Global Pollination Project and Honeybee Forage Project Results

SANBI’s Biodiversity Research, Assessment and Monitoring Division implemented two interesting projects on pollination in crop agriculture and the honey bee, both of which happened between 2010 and 2015.

Background and reason for the projects:

Insect, birds, bats and other animals serve as pollinators while they forage for their own survival, consequently providing a free ecosystem service upon which we depend. The declines in pollinator populations led to studies being undertaken in 7 developing countries as part of the “GEF/UNEP/FAO Global Pollination Project”, which took place from 2011 to early 2015.

Findings from the studies of monitoring pollinators in three agricultural crops (apples, onion seed and oil sunflowers) in South Africa show that the honey bee (Apis mellifera capensis in the winter rainfall region, and Apis mellifera scutellata in the summer rainfall region) are the most important crop pollinators. Most of the farmers rely on managed honey bees to ensure adequate pollination, and usually pay beekeepers to provide the managed honey bees as they are aware that deficits in yield or quality can be prevented through the use of managed honey bee pollinators.  
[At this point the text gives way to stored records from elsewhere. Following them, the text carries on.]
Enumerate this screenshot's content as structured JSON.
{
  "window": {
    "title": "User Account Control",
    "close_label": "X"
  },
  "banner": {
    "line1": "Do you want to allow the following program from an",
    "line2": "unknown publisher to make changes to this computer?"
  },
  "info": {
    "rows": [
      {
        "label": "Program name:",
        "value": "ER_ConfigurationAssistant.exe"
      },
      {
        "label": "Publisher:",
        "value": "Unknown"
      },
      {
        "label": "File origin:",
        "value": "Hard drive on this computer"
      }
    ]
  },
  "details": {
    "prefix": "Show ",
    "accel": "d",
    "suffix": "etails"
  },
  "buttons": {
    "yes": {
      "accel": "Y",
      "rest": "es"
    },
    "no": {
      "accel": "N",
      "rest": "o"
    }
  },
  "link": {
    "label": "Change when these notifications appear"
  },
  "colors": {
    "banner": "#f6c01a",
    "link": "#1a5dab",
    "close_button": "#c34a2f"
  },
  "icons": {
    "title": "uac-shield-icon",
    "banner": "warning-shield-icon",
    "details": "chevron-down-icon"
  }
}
As South Africa’s honey bees are indigenous and an integral part of our biodiversity, SANBI decided to take the research one step further and investigate the resources underpinning the managed honey bee industry. According to researchers, a lack of good quality and  variety of forage (consisting of nectar for carbohydrates and pollen for protein) can lead to unhealthy honey bee colonies that are more vulnerable to pests and diseases. This, in turn, can lead to insufficient pollination of our important agricultural crop flowers, leading to decreased yield or quality of the food crop. The Honeybee Forage Project, a project funded by the Working for Water Programme, Department of Environmental Affairs and implemented by SANBI and the Agricultural Research Council, was therefore undertaken and showed that eucalyptus trees, certain crops such as sunflower, citrus and canola, indigenous trees and shrubs, flowering plants in suburban gardens and even roadside wildflowers or weeds are all critically important to South Africa’s indigenous honey bees.

View a pollination and honey bee photo gallery

All the results of both projects are available for download:

Academic papers and theses produced through the project:

Brand, Mariette Rieks. Pollination ecosystem services to onion hybrid seed crops in South Africa.

Hutton-Squire, James Peter: Historical relationship of the honeybee (Apis Mellifera) and its forage; and the current state of beekeeping within South Africa

Project Reports:

Report on Deficit Work

Report on Monitoring Work

Useful information for landowners and researchers:

Brochure English: Honeybees in South Africa - what landowners can do to help

Brochure Afrikaans: Heuningbye in Suid-Afrika - wat grondeienaars kan doen om te help

Use this LUCID Key to African Bee Genera as an online tool to help identify bees (you will need Java on your machine to make use of this online tool).

Join the Mendeley group for the African Pollinator Initiative to network with others that are interested in pollination and pollinators.

Infosheet- Key messages about pollinators in South Africa

Infosheet- South Africa's indigenous honey bees

Infosheet- Eucalyptus trees as honey bee forage

Infosheet- Indigenous plants as honey bee forage

Infosheet- Crop plants as honey bee forage

Booklet: Gums & Bees - A roadmap for landowners in South Africa  (Please note that while every effort has been taken to make sure this booklet contains accurate advice about which eucalypts in which circumstances need to be controlled as per the NEMBA AIS Regulations, it is advisable that you consult an expert.)

Lists of bee-friendly plants:

Plants important to South African beekeepers as honey bee forage

Kirstenbosch NBG List of Plants that Provide Food for Honey Bees

Case Studies/ Profiles

Many farmers and beekeepers in South Africa undertake innovative practices relating to pollination issues, and it is unfortunate that we cannot profile more. We hope that the profiles/ case studies that we have chosen to present here are understood as being just some of the many interesting practices that could inspire discussion and consideration, and not as the championing of any particular practice or person. 

Paul Ransom - beekeeper

Johan Bekker - vegetable seed farmer

Mike Mac Intyre - beekeeper

Dirk Daling - Sunflower seed farmer

Theunis Engelbrecht - beekeeper

Capacity Building materials:

Contact Details

For any further information about the projects, please contact: Mbulelo Mswazi
Kirstenbosch Research Centre (Cape Town)
Tel: +27 (0)21 799 8652

Last updated on 28 July 2015
Copyright 2015 © SANBI | All Rights Reserved | Terms & Conditions